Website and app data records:
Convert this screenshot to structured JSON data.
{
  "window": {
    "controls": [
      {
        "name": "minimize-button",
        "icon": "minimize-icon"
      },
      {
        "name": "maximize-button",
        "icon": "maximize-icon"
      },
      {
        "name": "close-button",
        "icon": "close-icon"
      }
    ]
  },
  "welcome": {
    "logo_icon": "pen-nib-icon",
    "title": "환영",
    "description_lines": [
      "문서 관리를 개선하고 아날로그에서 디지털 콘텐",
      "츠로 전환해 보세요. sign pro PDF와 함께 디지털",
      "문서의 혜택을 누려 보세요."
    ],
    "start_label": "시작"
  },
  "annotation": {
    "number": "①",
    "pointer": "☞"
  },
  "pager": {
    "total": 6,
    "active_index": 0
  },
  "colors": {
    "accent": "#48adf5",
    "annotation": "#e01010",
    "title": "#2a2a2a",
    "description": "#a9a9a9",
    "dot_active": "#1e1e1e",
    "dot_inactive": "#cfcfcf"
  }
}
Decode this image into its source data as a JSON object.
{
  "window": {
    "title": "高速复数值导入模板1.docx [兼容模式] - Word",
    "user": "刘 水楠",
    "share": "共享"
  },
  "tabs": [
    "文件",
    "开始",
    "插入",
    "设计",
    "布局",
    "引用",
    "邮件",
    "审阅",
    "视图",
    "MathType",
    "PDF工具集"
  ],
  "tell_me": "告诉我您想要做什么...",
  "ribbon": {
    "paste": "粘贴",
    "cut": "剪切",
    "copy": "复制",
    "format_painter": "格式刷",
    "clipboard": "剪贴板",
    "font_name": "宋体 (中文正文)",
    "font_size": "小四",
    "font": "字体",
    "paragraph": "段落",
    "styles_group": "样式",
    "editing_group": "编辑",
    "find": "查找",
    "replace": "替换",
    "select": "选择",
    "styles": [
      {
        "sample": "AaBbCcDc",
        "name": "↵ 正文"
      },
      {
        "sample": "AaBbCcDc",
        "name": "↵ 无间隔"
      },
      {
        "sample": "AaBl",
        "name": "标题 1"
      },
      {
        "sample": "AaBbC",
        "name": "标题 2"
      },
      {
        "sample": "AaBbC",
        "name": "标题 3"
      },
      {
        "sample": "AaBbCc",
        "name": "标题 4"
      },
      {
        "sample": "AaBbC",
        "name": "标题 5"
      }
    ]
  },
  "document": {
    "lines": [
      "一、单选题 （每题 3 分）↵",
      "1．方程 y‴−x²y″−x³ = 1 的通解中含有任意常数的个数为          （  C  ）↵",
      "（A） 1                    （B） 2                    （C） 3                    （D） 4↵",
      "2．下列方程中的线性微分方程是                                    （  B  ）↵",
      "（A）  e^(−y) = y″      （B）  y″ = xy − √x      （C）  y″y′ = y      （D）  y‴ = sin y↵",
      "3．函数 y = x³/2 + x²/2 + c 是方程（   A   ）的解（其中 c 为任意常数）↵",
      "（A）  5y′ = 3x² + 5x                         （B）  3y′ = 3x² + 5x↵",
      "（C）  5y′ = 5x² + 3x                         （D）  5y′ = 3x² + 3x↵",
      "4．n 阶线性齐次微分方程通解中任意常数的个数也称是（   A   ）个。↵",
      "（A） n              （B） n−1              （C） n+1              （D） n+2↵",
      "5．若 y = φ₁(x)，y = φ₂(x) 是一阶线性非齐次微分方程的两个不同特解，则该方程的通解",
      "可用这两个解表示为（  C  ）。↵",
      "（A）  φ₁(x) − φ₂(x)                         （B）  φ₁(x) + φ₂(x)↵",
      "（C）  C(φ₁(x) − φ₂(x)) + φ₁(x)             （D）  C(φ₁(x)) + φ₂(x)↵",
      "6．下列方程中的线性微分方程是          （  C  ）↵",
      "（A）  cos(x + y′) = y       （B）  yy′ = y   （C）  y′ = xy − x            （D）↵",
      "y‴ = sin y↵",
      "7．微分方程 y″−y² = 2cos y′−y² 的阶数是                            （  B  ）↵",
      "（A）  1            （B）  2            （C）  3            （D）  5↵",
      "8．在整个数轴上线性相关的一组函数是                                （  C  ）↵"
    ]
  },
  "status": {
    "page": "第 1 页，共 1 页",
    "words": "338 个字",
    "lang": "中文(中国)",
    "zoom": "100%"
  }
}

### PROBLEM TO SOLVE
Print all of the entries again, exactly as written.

### TASK ANSWER
Convert this screenshot to structured JSON data.
{
  "window": {
    "controls": [
      {
        "name": "minimize-button",
        "icon": "minimize-icon"
      },
      {
        "name": "maximize-button",
        "icon": "maximize-icon"
      },
      {
        "name": "close-button",
        "icon": "close-icon"
      }
    ]
  },
  "welcome": {
    "logo_icon": "pen-nib-icon",
    "title": "환영",
    "description_lines": [
      "문서 관리를 개선하고 아날로그에서 디지털 콘텐",
      "츠로 전환해 보세요. sign pro PDF와 함께 디지털",
      "문서의 혜택을 누려 보세요."
    ],
    "start_label": "시작"
  },
  "annotation": {
    "number": "①",
    "pointer": "☞"
  },
  "pager": {
    "total": 6,
    "active_index": 0
  },
  "colors": {
    "accent": "#48adf5",
    "annotation": "#e01010",
    "title": "#2a2a2a",
    "description": "#a9a9a9",
    "dot_active": "#1e1e1e",
    "dot_inactive": "#cfcfcf"
  }
}
Decode this image into its source data as a JSON object.
{
  "window": {
    "title": "高速复数值导入模板1.docx [兼容模式] - Word",
    "user": "刘 水楠",
    "share": "共享"
  },
  "tabs": [
    "文件",
    "开始",
    "插入",
    "设计",
    "布局",
    "引用",
    "邮件",
    "审阅",
    "视图",
    "MathType",
    "PDF工具集"
  ],
  "tell_me": "告诉我您想要做什么...",
  "ribbon": {
    "paste": "粘贴",
    "cut": "剪切",
    "copy": "复制",
    "format_painter": "格式刷",
    "clipboard": "剪贴板",
    "font_name": "宋体 (中文正文)",
    "font_size": "小四",
    "font": "字体",
    "paragraph": "段落",
    "styles_group": "样式",
    "editing_group": "编辑",
    "find": "查找",
    "replace": "替换",
    "select": "选择",
    "styles": [
      {
        "sample": "AaBbCcDc",
        "name": "↵ 正文"
      },
      {
        "sample": "AaBbCcDc",
        "name": "↵ 无间隔"
      },
      {
        "sample": "AaBl",
        "name": "标题 1"
      },
      {
        "sample": "AaBbC",
        "name": "标题 2"
      },
      {
        "sample": "AaBbC",
        "name": "标题 3"
      },
      {
        "sample": "AaBbCc",
        "name": "标题 4"
      },
      {
        "sample": "AaBbC",
        "name": "标题 5"
      }
    ]
  },
  "document": {
    "lines": [
      "一、单选题 （每题 3 分）↵",
      "1．方程 y‴−x²y″−x³ = 1 的通解中含有任意常数的个数为          （  C  ）↵",
      "（A） 1                    （B） 2                    （C） 3                    （D） 4↵",
      "2．下列方程中的线性微分方程是                                    （  B  ）↵",
      "（A）  e^(−y) = y″      （B）  y″ = xy − √x      （C）  y″y′ = y      （D）  y‴ = sin y↵",
      "3．函数 y = x³/2 + x²/2 + c 是方程（   A   ）的解（其中 c 为任意常数）↵",
      "（A）  5y′ = 3x² + 5x                         （B）  3y′ = 3x² + 5x↵",
      "（C）  5y′ = 5x² + 3x                         （D）  5y′ = 3x² + 3x↵",
      "4．n 阶线性齐次微分方程通解中任意常数的个数也称是（   A   ）个。↵",
      "（A） n              （B） n−1              （C） n+1              （D） n+2↵",
      "5．若 y = φ₁(x)，y = φ₂(x) 是一阶线性非齐次微分方程的两个不同特解，则该方程的通解",
      "可用这两个解表示为（  C  ）。↵",
      "（A）  φ₁(x) − φ₂(x)                         （B）  φ₁(x) + φ₂(x)↵",
      "（C）  C(φ₁(x) − φ₂(x)) + φ₁(x)             （D）  C(φ₁(x)) + φ₂(x)↵",
      "6．下列方程中的线性微分方程是          （  C  ）↵",
      "（A）  cos(x + y′) = y       （B）  yy′ = y   （C）  y′ = xy − x            （D）↵",
      "y‴ = sin y↵",
      "7．微分方程 y″−y² = 2cos y′−y² 的阶数是                            （  B  ）↵",
      "（A）  1            （B）  2            （C）  3            （D）  5↵",
      "8．在整个数轴上线性相关的一组函数是                                （  C  ）↵"
    ]
  },
  "status": {
    "page": "第 1 页，共 1 页",
    "words": "338 个字",
    "lang": "中文(中国)",
    "zoom": "100%"
  }
}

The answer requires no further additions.